**Exercise brief:**
Find the word "Women" in the material below and gather every line that contains it.

**Task input:**
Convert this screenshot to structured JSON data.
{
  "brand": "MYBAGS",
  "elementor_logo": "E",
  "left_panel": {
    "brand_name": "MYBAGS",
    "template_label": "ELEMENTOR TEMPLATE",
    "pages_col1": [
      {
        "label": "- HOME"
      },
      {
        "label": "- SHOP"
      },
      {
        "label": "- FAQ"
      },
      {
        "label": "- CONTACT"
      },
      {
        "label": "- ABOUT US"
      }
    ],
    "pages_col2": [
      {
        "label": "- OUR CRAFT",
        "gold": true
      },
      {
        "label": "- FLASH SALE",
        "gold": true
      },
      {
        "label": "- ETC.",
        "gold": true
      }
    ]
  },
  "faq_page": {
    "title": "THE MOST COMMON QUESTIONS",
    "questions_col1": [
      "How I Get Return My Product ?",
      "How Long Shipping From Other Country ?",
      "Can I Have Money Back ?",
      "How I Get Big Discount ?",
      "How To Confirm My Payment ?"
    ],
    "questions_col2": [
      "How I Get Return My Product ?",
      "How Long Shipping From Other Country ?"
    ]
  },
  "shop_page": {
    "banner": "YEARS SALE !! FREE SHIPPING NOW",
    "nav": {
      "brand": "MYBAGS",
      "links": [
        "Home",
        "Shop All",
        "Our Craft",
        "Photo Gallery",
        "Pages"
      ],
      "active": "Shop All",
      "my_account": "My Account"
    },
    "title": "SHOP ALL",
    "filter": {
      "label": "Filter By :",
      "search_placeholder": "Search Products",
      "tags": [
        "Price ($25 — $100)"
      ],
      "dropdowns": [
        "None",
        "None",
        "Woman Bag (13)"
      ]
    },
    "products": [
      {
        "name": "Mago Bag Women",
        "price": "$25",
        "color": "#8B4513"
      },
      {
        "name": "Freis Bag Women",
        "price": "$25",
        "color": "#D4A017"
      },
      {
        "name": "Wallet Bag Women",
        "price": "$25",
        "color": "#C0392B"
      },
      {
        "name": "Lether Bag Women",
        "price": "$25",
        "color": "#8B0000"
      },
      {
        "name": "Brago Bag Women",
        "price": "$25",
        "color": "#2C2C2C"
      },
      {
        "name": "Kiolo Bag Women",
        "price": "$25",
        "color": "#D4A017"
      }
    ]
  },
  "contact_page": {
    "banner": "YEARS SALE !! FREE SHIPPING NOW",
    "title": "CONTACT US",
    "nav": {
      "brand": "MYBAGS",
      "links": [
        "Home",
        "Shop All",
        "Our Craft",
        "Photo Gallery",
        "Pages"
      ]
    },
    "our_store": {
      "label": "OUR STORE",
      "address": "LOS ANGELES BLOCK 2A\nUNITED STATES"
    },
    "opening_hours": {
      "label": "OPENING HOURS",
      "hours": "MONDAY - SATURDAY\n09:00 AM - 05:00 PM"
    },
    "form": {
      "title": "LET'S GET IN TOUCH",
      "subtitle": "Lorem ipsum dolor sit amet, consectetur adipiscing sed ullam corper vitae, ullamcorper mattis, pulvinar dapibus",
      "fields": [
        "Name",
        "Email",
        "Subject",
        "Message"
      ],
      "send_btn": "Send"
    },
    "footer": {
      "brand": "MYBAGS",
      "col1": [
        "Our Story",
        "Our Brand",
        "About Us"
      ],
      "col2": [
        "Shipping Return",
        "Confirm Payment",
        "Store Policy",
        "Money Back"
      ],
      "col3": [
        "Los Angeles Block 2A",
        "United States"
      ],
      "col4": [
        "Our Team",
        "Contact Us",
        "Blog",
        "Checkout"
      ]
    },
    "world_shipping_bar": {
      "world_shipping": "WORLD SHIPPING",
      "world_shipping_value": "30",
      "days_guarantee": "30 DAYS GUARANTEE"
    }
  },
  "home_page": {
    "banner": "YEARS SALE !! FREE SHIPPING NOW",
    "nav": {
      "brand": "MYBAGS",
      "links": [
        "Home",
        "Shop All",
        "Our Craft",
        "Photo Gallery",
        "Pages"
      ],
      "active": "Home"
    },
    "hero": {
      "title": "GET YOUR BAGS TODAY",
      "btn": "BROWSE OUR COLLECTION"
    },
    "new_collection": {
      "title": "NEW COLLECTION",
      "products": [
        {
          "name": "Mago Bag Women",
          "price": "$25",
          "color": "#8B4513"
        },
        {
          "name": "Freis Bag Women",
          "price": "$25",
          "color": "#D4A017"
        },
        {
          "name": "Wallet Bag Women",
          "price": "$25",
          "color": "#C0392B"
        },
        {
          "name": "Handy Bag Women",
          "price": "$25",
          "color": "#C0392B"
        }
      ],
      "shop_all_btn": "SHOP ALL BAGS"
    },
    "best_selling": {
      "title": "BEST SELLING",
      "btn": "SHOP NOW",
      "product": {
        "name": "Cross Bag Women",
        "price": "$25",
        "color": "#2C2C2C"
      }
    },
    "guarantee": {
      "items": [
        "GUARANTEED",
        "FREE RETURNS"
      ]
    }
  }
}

**Task answer:**
        "name": "Mago Bag Women",
        "name": "Freis Bag Women",
        "name": "Wallet Bag Women",
        "name": "Lether Bag Women",
        "name": "Brago Bag Women",
        "name": "Kiolo Bag Women",
          "name": "Mago Bag Women",
          "name": "Freis Bag Women",
          "name": "Wallet Bag Women",
          "name": "Handy Bag Women",
        "name": "Cross Bag Women",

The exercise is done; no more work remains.